Anothony D’Angelo, a professor at Syracuse University’s Newhouse School and Director of public relations, was one of three public relations professionals recently quoted in the The Wall Street Journal in a story about Roseanne Barr’s racist tweets. D’Angelo wrote: “Roseanne Barr’s brand…
Syracuse University and The Schomburg Center for Research in Black Culture announce partnership
Syracuse University and The Schomburg Center for Research in Black Culture have entered into a collaborative relationship to offer tuition scholarships to admissible members of the center’s Junior Scholars Program. This is the center’s first partnership that focuses on recruiting and providing scholarships to young men and women, most of whom are from the Harlem community.
The collaboration will serve as a feeder program to help recruit promising African American and Latino students for admission to SU. There is no limit on how many scholarships will be awarded each year. Nancy Cantor, Syracuse University’s Chancellor and President, and Howard Dodson, chief executive officer of The Schomburg Center, announced the partnership at a media event held Dec. 1 at the center’s headquarters in Harlem.
“This collaboration between Syracuse University and the New York Life/Schomburg Center Junior Scholars Program provides a unique opportunity for our Junior Scholars to continue their higher education within a student-centered research institution,” says Dodson. “We are extremely pleased!”
Says Cantor, “The Schomburg Center and Syracuse University have numerous synergies and shared priorities. Our philosophies work in tandem on many levels and I look forward to future collaboration as we continue to educate those who put their scholarship to action for our entire society.”
Cantor presented Dodson with a vase crafted by renowned African American ceramist David R. MacDonald, a professor of fine arts at Syracuse University.
Established by the Schomburg Center in 2002, with support from the New York Life Foundation, the Junior Scholars Program is a Saturday school for students of African American and Latino descent from throughout the New York metropolitan area. Students aged 11-17 attend a 26-week series of sessions designed to prepare them for intellectual and entrepreneurial careers. The program is under the direction of Carlyle Leach. “Although the Schomburg Center has had fellowship programs and other relationships with universities across the country for many years, this partnership is the first of its kind for the Junior Scholars program,” Leach says. “The students of the Junior Scholars Program have been provided with a unique opportunity to further their pursuits of academic excellence through the visionary collaboration between Syracuse University and the Schomburg Center.”

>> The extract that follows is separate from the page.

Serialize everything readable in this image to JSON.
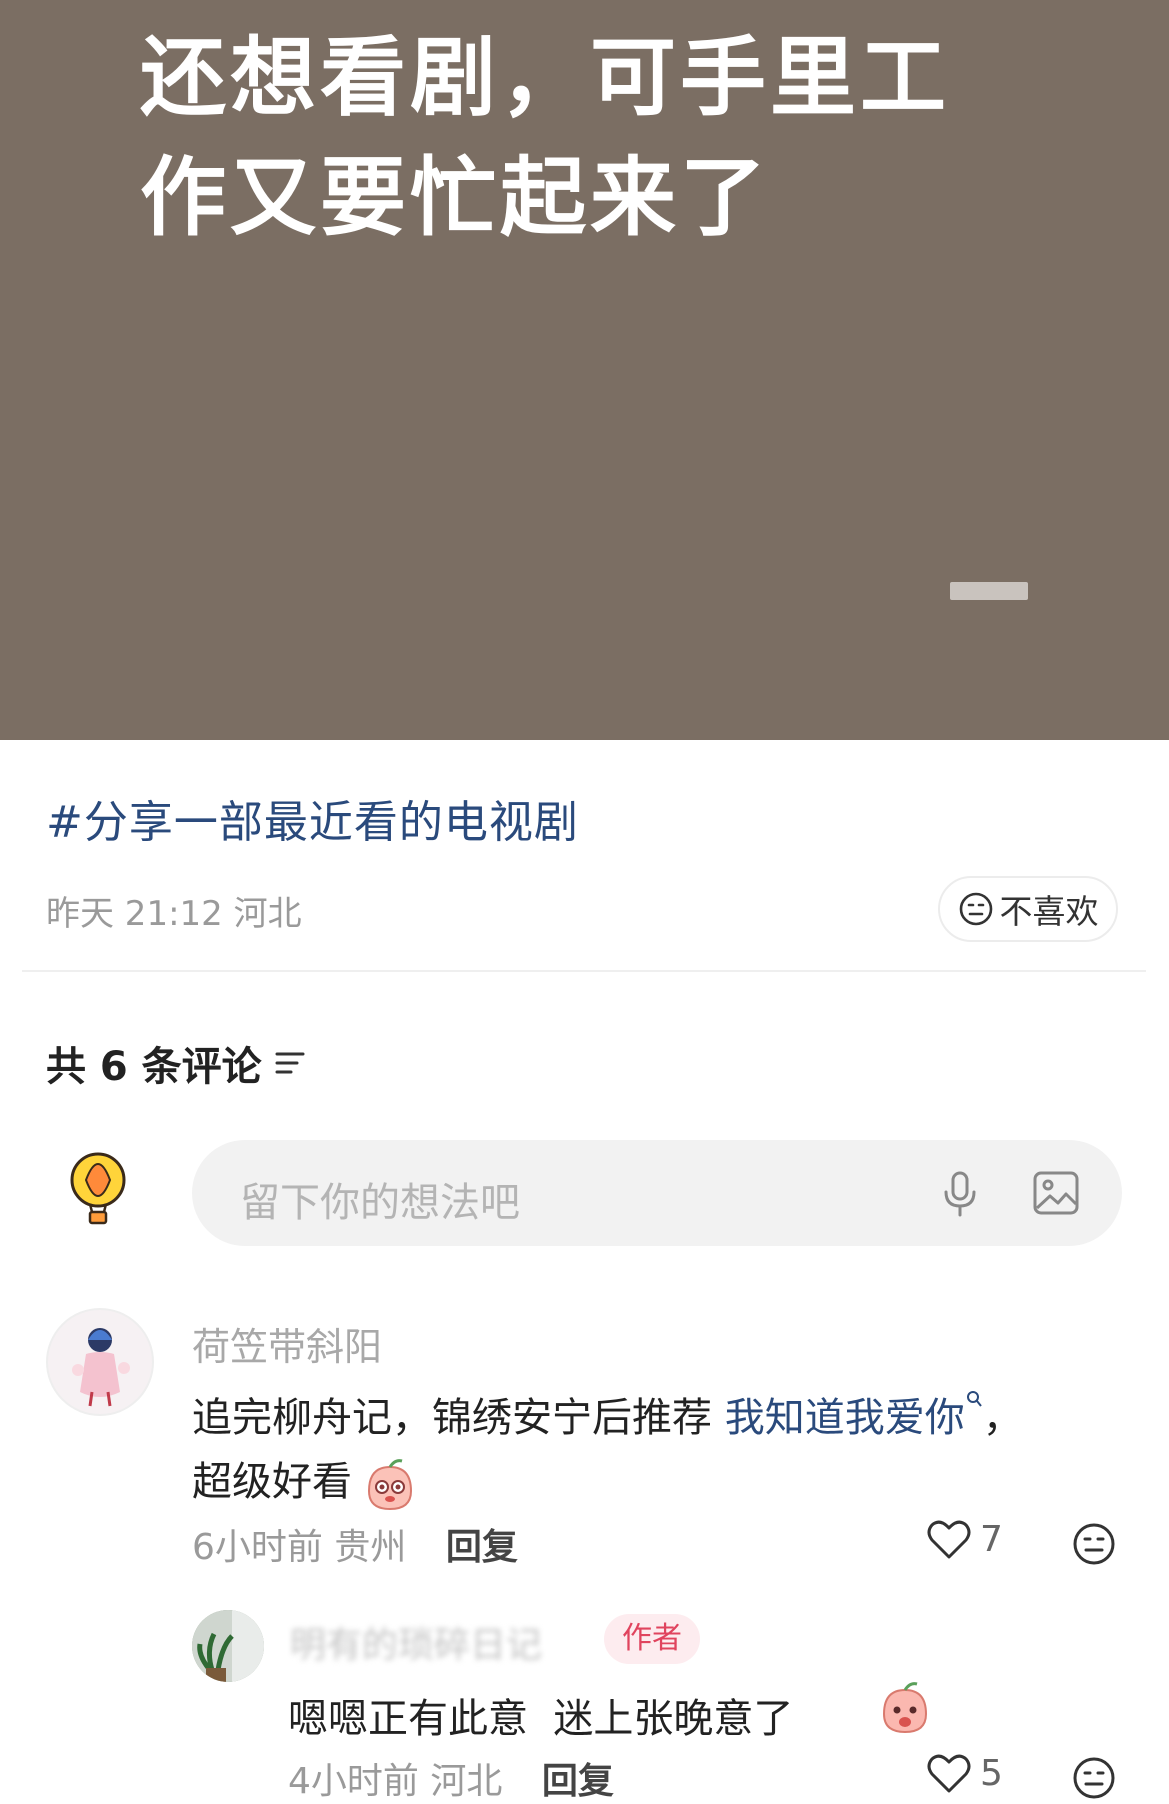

Syracuse University alumnus Jason Mills, co-founder, chairman and CEO of BLISTS, Inc., (Black and Latino Information Science and Technology Support), a non-profit organization specializing in technology and economic development in underdeveloped communities, praises the SU/Schomburg collaboration as a way to enable students of color to succeed in education and entrepreneurship. “On behalf of BLISTS, we are honored to serve the Harlem community in partnership with The New York Life/Schomburg Center Junior Scholars Program and Syracuse University, providing science and technology training and resources to students of African descent throughout the New York metropolitan area,” says Mills, who is also the CEO of New Life Journeys, LLC, a company specializing in coaching and technology solutions for the wellness industry.
Participating in the partnership with the Schomburg Center are SU’s Office of Enrollment Management and the Chancellor’s South Side Initiatives program. The relationship offers advantages to both the Schomburg Center and SU. Those benefits include undergraduate and graduate scholarships to SUfor African American and Latino students who have demonstrated achievement and commitment to education and scholarly pursuit. The partnership will enhance outreach among prospective African American and Latino applicants to the university and demonstrate SU’s commitment to increasing the numbers of African American and Latino students.
It will also provide an opportunity to potentially establish a similar program on the South Side of Syracuse, as part of the Chancellor’s South Side Initiatives.
The success of the joint venture with the Schomburg Center could result in SU establishing partnerships with similar programs throughout the United States.